Visitors to Cannon Beach met up with this sea creature Sunday morning.
It was identified as a Mola mola, an ocean sunfish, nearly 7 feet long.
Having the Mola mola swimming in the waters of the North Coast is not uncommon, but having one wash ashore only happens a couple times a year, said Tiffany Boothe of the Seaside Aquarium.
The fish are surface dwellers, and while the one found on the south end of the beach near Tolovana was about 7 feet long, they can grow to be about 11 feet long. They’re the largest bony fish recorded and are known for carrying a multitude of eggs.
“It’s not that uncommon, but usually when we have them wash up they are smaller,” Boothe said. “The Mola mola is in our area in the summer. During the fall and spring if they get washed up on the beach, they are usually coming from storms from the south.”
Sunfishes garnered a lot of attention in 2015 and 2016 after turning up in Alaska due to warm water blob in the Pacific Ocean.
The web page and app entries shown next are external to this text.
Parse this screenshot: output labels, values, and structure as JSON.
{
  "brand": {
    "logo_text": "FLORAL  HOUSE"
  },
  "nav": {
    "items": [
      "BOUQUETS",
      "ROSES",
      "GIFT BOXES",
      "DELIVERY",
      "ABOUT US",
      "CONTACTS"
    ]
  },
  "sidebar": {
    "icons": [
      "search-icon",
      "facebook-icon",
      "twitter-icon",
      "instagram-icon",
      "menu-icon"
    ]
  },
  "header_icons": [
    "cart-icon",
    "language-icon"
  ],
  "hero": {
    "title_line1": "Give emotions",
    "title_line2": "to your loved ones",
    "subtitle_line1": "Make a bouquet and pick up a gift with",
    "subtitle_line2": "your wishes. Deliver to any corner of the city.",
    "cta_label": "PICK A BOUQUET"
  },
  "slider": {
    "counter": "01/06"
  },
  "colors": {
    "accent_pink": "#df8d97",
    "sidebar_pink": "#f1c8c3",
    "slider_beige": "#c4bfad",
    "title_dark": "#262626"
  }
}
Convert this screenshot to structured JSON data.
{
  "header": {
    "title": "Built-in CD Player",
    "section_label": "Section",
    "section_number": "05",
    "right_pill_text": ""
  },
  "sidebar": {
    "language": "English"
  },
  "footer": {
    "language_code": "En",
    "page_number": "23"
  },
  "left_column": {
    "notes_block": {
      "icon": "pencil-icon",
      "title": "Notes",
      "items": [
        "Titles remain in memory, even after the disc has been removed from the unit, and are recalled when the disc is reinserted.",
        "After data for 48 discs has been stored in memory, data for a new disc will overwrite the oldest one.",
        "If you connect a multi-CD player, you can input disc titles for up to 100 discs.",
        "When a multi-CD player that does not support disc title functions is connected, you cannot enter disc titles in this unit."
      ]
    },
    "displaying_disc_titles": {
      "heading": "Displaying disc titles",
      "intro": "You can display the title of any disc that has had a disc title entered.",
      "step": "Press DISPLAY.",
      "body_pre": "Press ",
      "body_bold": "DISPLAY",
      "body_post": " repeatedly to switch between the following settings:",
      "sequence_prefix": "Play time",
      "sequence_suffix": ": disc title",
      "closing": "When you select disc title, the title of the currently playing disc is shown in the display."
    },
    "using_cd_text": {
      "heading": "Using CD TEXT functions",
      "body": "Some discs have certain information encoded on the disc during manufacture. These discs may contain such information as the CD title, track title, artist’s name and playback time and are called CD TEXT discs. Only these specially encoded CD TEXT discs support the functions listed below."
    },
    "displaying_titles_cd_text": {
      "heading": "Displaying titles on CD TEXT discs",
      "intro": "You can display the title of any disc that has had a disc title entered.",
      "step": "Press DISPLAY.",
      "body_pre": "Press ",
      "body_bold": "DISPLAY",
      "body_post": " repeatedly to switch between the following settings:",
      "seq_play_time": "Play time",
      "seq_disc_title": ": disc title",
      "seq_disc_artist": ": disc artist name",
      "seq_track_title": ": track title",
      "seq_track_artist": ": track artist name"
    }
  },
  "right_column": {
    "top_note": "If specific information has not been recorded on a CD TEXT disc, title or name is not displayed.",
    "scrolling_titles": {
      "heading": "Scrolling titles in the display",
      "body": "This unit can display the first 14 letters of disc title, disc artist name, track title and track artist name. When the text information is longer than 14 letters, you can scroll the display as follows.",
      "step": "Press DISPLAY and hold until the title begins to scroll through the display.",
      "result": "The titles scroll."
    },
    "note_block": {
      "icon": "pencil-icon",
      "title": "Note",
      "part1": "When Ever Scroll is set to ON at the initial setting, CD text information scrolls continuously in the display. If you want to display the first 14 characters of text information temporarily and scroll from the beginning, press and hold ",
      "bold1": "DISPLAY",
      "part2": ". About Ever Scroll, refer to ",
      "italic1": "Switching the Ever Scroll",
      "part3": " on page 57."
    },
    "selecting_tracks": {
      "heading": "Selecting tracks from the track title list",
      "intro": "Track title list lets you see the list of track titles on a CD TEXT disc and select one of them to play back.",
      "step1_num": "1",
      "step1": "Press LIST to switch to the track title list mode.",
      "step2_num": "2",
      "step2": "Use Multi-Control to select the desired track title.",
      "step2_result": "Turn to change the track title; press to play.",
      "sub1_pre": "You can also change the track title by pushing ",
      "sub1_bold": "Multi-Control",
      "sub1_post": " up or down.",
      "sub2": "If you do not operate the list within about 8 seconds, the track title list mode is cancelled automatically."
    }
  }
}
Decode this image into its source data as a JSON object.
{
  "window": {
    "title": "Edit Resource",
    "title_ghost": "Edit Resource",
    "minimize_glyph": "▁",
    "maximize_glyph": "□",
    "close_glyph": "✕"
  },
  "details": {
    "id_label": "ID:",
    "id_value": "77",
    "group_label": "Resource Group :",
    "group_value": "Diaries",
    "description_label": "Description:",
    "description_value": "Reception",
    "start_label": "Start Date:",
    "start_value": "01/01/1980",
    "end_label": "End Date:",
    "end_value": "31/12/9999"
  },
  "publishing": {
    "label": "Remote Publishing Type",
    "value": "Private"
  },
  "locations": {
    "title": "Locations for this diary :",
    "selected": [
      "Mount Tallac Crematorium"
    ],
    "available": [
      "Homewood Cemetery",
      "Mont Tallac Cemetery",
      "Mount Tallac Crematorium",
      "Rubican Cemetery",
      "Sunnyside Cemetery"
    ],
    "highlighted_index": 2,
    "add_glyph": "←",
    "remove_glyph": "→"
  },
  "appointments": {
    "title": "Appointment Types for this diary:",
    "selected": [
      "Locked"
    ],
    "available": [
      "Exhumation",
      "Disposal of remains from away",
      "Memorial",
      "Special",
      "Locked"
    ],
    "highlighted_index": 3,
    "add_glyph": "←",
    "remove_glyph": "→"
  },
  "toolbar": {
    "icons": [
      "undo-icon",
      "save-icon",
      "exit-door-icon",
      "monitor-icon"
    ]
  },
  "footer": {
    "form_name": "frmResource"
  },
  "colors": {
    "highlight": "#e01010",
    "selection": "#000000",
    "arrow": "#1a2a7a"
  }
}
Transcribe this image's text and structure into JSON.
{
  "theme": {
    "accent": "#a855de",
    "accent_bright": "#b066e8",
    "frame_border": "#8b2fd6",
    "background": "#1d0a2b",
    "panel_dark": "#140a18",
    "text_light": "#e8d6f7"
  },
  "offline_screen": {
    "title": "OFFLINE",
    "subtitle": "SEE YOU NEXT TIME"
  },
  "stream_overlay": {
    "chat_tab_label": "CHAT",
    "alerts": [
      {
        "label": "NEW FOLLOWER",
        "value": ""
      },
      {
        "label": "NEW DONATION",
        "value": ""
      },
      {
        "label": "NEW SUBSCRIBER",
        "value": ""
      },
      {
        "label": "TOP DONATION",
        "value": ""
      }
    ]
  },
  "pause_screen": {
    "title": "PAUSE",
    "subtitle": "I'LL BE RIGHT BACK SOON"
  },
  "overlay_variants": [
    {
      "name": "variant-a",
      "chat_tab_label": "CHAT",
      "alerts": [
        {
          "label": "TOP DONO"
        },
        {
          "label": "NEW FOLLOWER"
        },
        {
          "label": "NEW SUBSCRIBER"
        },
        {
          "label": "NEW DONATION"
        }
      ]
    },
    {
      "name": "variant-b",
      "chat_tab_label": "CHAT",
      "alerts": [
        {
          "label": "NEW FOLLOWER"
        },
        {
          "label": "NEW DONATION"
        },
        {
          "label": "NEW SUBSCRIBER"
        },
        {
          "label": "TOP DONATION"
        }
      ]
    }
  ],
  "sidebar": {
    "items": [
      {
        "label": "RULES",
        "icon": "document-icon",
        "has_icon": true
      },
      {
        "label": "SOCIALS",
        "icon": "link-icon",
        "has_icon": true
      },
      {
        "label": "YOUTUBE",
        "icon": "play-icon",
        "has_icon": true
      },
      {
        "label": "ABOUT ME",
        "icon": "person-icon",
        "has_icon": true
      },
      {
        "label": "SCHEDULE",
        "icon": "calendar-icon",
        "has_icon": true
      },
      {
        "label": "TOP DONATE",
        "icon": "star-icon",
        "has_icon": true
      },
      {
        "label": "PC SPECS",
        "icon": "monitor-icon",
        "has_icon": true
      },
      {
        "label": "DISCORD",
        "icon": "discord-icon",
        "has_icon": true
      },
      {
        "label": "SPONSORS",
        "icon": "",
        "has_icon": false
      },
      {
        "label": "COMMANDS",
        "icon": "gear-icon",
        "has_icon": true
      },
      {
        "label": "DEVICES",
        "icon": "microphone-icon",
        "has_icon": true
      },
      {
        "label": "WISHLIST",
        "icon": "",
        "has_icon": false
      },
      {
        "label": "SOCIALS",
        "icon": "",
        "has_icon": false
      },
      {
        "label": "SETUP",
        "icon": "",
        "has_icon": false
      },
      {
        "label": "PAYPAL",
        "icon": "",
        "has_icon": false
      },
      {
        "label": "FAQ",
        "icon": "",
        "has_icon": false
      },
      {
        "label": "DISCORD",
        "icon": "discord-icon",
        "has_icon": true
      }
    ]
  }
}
Boothe said the warm water current that brings the Mola mola northward has been trending closer to the shore in the past couple years, which could increase the likelihood of seeing these sunfish wash up on the beach.
“It’s a cool fish people don’t get to see very often,” Boothe said.